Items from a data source
'''

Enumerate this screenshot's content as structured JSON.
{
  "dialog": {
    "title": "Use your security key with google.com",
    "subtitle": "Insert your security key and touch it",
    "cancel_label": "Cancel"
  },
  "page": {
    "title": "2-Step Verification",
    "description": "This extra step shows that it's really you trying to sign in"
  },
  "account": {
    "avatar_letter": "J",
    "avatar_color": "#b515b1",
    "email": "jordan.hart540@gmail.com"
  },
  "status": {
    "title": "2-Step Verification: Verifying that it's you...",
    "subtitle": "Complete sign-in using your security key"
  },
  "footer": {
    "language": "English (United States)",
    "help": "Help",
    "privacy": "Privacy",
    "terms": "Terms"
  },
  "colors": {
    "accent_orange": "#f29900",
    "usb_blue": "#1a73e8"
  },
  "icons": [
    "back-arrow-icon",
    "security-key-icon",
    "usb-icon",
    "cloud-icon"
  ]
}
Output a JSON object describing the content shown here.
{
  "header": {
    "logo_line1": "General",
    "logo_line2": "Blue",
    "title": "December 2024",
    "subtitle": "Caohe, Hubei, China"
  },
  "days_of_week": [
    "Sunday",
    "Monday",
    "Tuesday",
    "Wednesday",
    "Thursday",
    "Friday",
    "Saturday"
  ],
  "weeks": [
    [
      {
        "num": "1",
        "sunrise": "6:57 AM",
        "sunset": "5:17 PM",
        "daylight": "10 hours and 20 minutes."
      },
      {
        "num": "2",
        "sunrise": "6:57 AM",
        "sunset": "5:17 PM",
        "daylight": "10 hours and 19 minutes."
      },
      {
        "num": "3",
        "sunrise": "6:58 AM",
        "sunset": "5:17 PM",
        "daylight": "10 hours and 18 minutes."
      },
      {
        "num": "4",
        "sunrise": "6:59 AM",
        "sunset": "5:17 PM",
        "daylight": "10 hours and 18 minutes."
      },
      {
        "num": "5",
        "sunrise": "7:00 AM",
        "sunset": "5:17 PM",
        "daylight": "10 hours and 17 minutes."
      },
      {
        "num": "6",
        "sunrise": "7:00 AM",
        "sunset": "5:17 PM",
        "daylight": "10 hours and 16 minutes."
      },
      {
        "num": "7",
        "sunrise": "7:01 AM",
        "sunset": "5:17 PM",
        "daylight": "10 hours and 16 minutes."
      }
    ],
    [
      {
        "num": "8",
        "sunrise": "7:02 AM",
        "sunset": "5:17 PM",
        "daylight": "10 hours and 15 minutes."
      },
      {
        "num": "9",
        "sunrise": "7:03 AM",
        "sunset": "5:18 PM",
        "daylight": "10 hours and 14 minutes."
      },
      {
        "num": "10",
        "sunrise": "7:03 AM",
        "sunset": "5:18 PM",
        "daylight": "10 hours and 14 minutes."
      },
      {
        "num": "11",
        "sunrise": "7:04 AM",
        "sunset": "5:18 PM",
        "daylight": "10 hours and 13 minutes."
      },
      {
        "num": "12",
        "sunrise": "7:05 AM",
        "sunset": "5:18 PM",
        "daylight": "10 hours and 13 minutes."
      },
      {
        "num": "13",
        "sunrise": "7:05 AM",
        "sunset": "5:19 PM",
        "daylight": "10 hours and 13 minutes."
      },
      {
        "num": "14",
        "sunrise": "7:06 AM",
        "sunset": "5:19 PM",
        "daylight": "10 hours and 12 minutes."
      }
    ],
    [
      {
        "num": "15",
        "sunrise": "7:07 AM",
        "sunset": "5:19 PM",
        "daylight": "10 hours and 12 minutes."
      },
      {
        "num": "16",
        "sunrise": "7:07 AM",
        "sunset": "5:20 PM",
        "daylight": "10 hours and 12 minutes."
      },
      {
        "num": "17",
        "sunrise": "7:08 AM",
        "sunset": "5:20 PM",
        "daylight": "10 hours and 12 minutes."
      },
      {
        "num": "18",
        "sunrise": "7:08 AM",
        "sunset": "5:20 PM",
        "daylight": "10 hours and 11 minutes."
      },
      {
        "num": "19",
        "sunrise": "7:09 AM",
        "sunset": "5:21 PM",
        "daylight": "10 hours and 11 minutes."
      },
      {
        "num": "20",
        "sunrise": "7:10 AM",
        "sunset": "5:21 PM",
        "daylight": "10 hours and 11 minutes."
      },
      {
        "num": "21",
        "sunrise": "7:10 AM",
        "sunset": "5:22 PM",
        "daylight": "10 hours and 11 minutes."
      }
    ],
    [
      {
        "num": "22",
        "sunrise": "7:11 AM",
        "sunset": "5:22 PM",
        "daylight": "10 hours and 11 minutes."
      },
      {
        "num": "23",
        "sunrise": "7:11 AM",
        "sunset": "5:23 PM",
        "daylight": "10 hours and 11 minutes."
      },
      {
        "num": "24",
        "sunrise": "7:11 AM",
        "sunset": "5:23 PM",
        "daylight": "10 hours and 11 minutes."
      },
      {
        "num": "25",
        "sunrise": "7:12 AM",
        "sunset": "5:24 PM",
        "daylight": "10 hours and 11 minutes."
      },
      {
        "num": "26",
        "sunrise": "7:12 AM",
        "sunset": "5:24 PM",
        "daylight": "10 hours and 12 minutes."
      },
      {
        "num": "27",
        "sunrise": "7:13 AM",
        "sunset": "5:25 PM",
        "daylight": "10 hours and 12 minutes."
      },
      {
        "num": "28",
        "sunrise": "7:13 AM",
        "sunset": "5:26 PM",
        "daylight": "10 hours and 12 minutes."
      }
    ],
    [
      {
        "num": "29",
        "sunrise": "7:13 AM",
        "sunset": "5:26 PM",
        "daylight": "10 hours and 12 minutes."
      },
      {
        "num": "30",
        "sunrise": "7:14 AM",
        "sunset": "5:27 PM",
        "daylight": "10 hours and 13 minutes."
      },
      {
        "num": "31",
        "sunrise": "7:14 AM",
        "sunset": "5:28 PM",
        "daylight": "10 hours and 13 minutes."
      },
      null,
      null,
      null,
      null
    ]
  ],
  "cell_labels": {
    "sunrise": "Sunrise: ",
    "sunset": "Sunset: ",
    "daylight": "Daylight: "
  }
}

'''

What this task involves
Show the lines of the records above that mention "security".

Answer
    "title": "Use your security key with google.com",
    "subtitle": "Insert your security key and touch it",
    "subtitle": "Complete sign-in using your security key"
    "security-key-icon",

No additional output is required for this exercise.